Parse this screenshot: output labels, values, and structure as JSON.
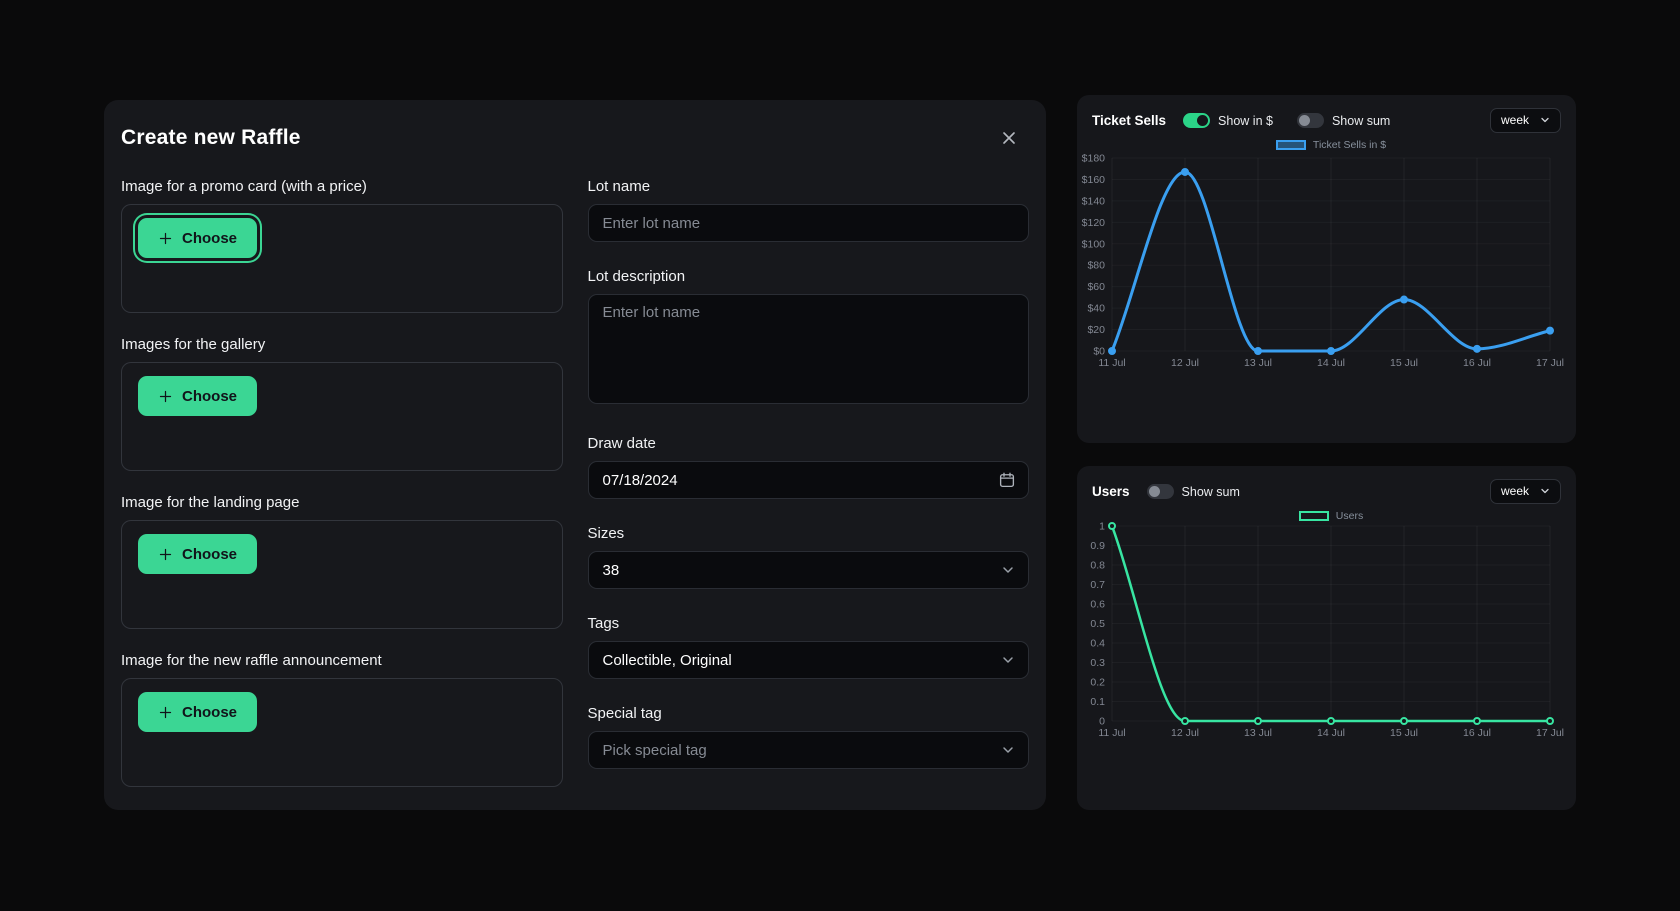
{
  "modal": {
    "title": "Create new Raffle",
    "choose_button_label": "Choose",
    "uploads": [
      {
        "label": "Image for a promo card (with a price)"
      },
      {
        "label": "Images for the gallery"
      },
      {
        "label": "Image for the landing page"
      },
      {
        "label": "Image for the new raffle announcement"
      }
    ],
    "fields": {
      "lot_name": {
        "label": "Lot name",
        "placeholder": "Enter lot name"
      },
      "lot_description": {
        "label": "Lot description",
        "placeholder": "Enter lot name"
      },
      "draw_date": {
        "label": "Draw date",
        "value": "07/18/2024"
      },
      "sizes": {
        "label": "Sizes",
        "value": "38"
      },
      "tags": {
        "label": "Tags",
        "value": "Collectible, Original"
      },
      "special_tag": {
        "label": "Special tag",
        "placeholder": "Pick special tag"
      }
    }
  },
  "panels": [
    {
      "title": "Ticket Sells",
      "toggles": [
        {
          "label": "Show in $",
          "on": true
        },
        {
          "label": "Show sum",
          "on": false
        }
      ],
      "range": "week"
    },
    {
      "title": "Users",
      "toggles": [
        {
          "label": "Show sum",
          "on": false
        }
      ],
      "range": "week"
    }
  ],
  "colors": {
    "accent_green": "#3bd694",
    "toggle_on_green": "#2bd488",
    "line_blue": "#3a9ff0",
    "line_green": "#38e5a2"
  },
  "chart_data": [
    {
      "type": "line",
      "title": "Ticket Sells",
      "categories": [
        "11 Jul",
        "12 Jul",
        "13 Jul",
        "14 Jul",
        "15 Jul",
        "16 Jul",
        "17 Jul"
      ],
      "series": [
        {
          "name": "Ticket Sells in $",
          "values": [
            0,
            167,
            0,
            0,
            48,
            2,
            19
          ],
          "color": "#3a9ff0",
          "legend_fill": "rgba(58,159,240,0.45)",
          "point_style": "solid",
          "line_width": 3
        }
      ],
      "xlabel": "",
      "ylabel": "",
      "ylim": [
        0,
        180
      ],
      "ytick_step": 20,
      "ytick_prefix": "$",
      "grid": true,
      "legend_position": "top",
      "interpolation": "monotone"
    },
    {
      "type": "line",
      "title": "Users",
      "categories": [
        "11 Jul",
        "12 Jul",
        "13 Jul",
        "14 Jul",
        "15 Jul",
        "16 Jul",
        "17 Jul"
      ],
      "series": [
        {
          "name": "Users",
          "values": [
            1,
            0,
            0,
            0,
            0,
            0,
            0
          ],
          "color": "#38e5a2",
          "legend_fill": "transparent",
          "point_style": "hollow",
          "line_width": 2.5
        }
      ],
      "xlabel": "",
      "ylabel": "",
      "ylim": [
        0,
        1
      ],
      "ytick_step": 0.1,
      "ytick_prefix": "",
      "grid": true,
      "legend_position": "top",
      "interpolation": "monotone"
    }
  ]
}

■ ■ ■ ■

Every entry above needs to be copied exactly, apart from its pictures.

Parse this screenshot: output labels, values, and structure as JSON.
{
  "modal": {
    "title": "Create new Raffle",
    "choose_button_label": "Choose",
    "uploads": [
      {
        "label": "Image for a promo card (with a price)"
      },
      {
        "label": "Images for the gallery"
      },
      {
        "label": "Image for the landing page"
      },
      {
        "label": "Image for the new raffle announcement"
      }
    ],
    "fields": {
      "lot_name": {
        "label": "Lot name",
        "placeholder": "Enter lot name"
      },
      "lot_description": {
        "label": "Lot description",
        "placeholder": "Enter lot name"
      },
      "draw_date": {
        "label": "Draw date",
        "value": "07/18/2024"
      },
      "sizes": {
        "label": "Sizes",
        "value": "38"
      },
      "tags": {
        "label": "Tags",
        "value": "Collectible, Original"
      },
      "special_tag": {
        "label": "Special tag",
        "placeholder": "Pick special tag"
      }
    }
  },
  "panels": [
    {
      "title": "Ticket Sells",
      "toggles": [
        {
          "label": "Show in $",
          "on": true
        },
        {
          "label": "Show sum",
          "on": false
        }
      ],
      "range": "week"
    },
    {
      "title": "Users",
      "toggles": [
        {
          "label": "Show sum",
          "on": false
        }
      ],
      "range": "week"
    }
  ],
  "colors": {
    "accent_green": "#3bd694",
    "toggle_on_green": "#2bd488",
    "line_blue": "#3a9ff0",
    "line_green": "#38e5a2"
  },
  "chart_data": [
    {
      "type": "line",
      "title": "Ticket Sells",
      "categories": [
        "11 Jul",
        "12 Jul",
        "13 Jul",
        "14 Jul",
        "15 Jul",
        "16 Jul",
        "17 Jul"
      ],
      "series": [
        {
          "name": "Ticket Sells in $",
          "values": [
            0,
            167,
            0,
            0,
            48,
            2,
            19
          ],
          "color": "#3a9ff0",
          "legend_fill": "rgba(58,159,240,0.45)",
          "point_style": "solid",
          "line_width": 3
        }
      ],
      "xlabel": "",
      "ylabel": "",
      "ylim": [
        0,
        180
      ],
      "ytick_step": 20,
      "ytick_prefix": "$",
      "grid": true,
      "legend_position": "top",
      "interpolation": "monotone"
    },
    {
      "type": "line",
      "title": "Users",
      "categories": [
        "11 Jul",
        "12 Jul",
        "13 Jul",
        "14 Jul",
        "15 Jul",
        "16 Jul",
        "17 Jul"
      ],
      "series": [
        {
          "name": "Users",
          "values": [
            1,
            0,
            0,
            0,
            0,
            0,
            0
          ],
          "color": "#38e5a2",
          "legend_fill": "transparent",
          "point_style": "hollow",
          "line_width": 2.5
        }
      ],
      "xlabel": "",
      "ylabel": "",
      "ylim": [
        0,
        1
      ],
      "ytick_step": 0.1,
      "ytick_prefix": "",
      "grid": true,
      "legend_position": "top",
      "interpolation": "monotone"
    }
  ]
}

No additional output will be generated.